...It looks like the insurers are trying to lay markers for where they want to see things in 2021 or 2022. They are looking at a fix and expansion of the current paradigm instead of a complete replacement of the system.
A big shout-out to Josh Dorner for providing a roundup of the current status of a five different lawsuits (six, really, although two of them are on the same topic in two different states) fighting back against GOP/Trump Administration sabotage of the Affordable Care Act, including:
The "Take Care" lawsuit (which tackles the Trump Admin slashing HC.gov's marketing budget, outreach budget, open enrollment period length and more)
There's also the various CSR reimbursement payment lawsuits filed by various insurance carriers. Those should have been a fairly minor issue only relating to about $2 billion in payments dating back to the 4th quarter of 2017...but as I explained in detail here, these suits may instead turn into an even more massive headache for the Trump Administration, and rightly so.

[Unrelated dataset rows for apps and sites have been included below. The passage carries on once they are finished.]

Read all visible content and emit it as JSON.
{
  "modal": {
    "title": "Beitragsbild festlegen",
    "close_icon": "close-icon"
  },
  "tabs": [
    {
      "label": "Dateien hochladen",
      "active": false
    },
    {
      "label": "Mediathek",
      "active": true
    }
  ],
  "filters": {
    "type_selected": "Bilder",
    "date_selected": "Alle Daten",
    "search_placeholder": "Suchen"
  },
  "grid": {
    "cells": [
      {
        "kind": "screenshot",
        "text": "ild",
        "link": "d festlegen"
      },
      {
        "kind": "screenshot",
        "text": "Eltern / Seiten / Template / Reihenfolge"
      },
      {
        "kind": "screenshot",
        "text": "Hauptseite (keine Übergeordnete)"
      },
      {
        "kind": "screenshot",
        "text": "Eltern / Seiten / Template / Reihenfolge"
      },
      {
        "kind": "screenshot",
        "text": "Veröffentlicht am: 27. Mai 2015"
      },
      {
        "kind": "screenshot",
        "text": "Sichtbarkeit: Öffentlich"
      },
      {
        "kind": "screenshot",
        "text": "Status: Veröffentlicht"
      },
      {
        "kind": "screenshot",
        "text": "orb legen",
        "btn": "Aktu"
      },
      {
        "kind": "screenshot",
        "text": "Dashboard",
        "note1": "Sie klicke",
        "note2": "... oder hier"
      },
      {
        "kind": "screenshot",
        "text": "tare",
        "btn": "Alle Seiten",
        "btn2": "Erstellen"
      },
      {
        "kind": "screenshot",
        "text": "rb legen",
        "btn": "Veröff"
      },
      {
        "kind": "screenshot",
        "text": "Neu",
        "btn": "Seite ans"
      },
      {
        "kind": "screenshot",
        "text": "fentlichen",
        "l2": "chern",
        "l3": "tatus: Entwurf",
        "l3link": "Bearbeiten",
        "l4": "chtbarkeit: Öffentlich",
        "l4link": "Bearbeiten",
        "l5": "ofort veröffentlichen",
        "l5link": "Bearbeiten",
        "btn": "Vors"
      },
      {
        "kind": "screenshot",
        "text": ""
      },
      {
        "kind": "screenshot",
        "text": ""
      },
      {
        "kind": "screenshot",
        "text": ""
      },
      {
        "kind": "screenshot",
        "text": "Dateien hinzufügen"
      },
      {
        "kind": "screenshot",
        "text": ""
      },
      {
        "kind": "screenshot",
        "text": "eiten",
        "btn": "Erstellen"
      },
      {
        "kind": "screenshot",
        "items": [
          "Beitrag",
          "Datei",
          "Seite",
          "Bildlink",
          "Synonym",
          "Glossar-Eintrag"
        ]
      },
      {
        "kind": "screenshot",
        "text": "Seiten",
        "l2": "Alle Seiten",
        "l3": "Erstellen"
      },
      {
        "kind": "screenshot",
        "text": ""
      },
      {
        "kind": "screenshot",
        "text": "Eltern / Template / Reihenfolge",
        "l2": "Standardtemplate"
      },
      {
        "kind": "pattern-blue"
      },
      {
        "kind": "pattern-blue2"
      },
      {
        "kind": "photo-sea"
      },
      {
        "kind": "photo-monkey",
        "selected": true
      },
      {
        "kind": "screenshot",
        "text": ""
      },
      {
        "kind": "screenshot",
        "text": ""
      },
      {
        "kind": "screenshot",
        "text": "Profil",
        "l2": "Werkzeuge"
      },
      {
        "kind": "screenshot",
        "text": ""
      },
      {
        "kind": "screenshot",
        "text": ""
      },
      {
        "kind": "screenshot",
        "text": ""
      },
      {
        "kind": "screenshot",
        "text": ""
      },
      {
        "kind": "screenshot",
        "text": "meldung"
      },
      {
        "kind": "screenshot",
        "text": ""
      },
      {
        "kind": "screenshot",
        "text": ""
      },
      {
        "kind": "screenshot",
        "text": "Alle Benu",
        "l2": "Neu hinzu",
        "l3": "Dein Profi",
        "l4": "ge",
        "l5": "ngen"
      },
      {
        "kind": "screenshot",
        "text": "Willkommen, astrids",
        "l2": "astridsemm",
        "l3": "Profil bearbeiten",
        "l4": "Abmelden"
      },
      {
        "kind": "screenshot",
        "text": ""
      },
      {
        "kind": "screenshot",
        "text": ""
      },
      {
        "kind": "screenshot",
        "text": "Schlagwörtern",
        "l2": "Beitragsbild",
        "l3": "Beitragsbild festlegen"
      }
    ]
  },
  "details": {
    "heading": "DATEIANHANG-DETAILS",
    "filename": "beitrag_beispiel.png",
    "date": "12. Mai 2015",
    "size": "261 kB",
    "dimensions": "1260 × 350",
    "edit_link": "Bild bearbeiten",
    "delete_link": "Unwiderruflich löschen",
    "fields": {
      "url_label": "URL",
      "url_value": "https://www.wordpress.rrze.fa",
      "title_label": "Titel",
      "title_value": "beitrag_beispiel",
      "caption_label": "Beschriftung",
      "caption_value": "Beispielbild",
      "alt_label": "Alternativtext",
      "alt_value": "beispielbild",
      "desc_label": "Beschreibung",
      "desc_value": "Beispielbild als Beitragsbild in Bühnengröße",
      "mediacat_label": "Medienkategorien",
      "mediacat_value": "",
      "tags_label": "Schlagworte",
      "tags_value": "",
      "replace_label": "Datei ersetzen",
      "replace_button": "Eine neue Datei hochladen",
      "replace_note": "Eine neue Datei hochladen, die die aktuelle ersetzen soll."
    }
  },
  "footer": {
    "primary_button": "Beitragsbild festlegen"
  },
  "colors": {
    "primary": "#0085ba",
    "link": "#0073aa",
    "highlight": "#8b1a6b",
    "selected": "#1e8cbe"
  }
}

Amidst all the depressing news about various GOP states moving backwards on healthcare policy by gunking up Medicaid programs to add draconian work requirements, lowering the eligibility thresholds, stripping benefits and so forth, there were two positive developments in deep red territory last week, both relating to Medicaid work requirements:
A bill that sought to place work or other requirements on Medicaid recipients in West Virginia has died in the House of Delegates.
A House committee put the bill on its inactive calendar Wednesday, Feb. 27, the final day that legislation could be passed in their chamber of origin. The full House earlier Wednesday debated the bill but stopped short of voting on it, and did not take up the bill during a late evening session before adjourning.
The bill would have required able-bodied adults to work, participate in workforce training or community service, or attend a drug treatment or recovery program for at least 20 hours per week.
UPDATE: Please see Esther F's comment below this post for some important caveats/points regarding survey bias.
I had to think long and hard about what headline to use for this blog post. The first ones which came to mind were pretty crude, along the lines of "I've got mine, f*ck you!". After giving it some thought, I went with something a bit more genteel.
eHealth is one of the largest private online insurance brokers in the country. They sell ACA-compliant healthcare policies, but also sell other types of coverage, including non-ACA "short-term" plans, which regular readers (as well as eHealth) are aware I am not a fan of, to put it mildly.
Regardless, while I may not care for some of their offerings, they seem to be a reasonable company overall, and they regularly provide handy customer surveys on various ACA/healthcare topics which I find useful from time to time.